How DC is Responding to DV in its Communities Family by Family
On one day in 2015…511 victims were served by domestic violence service providers in the District. Of the 511 served in a single day, 302 victims found refuge in emergency shelters or transitional housing, and 209 victims received support services such as counseling, legal advocacy and children’s support groups.
In fact, the DC Coalition on Domestic Violence further reports that:
34,966 domestic violence-related calls were made to the Metropolitan Police Department in 2015 — or approximately 1 call every 15 minutes, representing a 6% increase over 2014 and a 13% increase since 2012.
27% of families experiencing homelessness in DC reported a history of domestic violence in 2015 and 15.3% were currently homeless as a direct result of a violent incident.
The District’s Response
The DC Coalition Against Domestic Violence is a resource for the thousands of adults and children experiencing domestic violence in the District each year, as well as the local organizations who serve them. The Coalition offers support and services, education, advocacy and leadership to its membership of 15 nonprofit community-based organizations with programs and services dedicated to eliminating domestic violence in the District. DHS partners with two such members including My Sister’s Place (MSP) and the DC Alliance for Safe Housing (DASH) to provide domestic violence services and resources for consumers who are experiencing this type of trauma.
My Sister’s Place
As DC’s oldest domestic violence shelter, MSP has been providing shelter and other resources for survivors since 1979. MSP is the only domestic violence shelter in DC that offers a full continuum of care from immediate crisis via hotline through transitional-to-permanent housing. This ensures that survivors don’t encounter the anxiety and re-traumatization by having to repeat their story to numerous counselors.

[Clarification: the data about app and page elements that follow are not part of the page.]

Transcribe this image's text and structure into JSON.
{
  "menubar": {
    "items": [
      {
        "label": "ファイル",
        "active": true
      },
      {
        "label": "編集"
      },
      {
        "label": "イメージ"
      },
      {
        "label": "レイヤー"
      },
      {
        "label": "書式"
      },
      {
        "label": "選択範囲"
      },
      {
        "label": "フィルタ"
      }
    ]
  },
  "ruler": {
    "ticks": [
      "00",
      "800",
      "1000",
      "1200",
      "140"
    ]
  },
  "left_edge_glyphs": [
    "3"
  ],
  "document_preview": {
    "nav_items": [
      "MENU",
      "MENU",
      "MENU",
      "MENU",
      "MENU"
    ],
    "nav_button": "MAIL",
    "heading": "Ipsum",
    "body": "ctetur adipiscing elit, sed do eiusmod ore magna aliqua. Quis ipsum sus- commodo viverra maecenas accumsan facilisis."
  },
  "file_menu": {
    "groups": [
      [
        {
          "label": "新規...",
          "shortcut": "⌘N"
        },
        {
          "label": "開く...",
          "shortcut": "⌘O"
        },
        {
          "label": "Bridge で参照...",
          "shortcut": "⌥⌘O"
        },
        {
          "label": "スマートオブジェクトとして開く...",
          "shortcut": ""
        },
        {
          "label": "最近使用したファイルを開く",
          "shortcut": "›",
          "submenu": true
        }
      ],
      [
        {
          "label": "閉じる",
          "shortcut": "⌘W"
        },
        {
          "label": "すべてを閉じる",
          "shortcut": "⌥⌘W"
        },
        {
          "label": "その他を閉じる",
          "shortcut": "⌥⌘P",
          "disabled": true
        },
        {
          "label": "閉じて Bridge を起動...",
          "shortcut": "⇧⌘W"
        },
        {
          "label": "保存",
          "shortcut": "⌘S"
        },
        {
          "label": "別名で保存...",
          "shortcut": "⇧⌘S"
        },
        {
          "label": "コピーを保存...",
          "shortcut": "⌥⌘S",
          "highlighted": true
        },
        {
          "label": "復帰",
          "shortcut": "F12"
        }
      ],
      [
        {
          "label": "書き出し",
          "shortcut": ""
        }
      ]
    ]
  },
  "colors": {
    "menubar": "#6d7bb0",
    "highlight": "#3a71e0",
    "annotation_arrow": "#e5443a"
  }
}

By 2010, there was enough need to expand and renovate the emergency shelter, Sanctuary Plus, to provide shelter for up to 45 women and children. The facility features 15 bedrooms, a children’s resource center, a secure playground, and a commercial kitchen with a full-time chef who plans nutritious meals for families. During their approximately 90-day stay at Sanctuary Plus, residents develop and pursue goals towards long-term safety and independence.
In 2012, MSP launched RISE (Reaching Independence through Survivor Empowerment), an innovative transitional-to-permanent housing program. Here consumers are counseled on credit and budgeting skills, provided help to secure employment and leases in their own names, and are given a gradually declining rental subsidy for 12 months (with the option to extend up-to an additional 12 months).
MSP Survivor Support
At 28, “Jennifer” and her three-year-old daughter were living with her grandmother. She reports that her grandmother raised her and was verbally and physically abusive throughout her childhood, and that the abuse escalated after her grandmother was diagnosed with Parkinson’s Disease. “I didn’t think people would believe me or that anyone would help me because most often when people think of domestic violence, they think of two people in a romantic relationship, not a frail old lady,” said Jennifer.
According to the experts at MSP, “ Legally, domestic violence includes a broad spectrum of relationships — including violence between siblings, children and parents, roommates, and caretakers.” Domestic violence is not a “momentary loss of temper,” but an ongoing technique used by the batterer to enforce control through the use of fear. The batterer makes a conscious decision.
To hear more of Jennifer’s story and about the work of MSP, see here. If you are currently a victim of domestic violence, know that you too can be a survivor. Please call MSP’s anonymous hotline to get help today: 202.529.5991.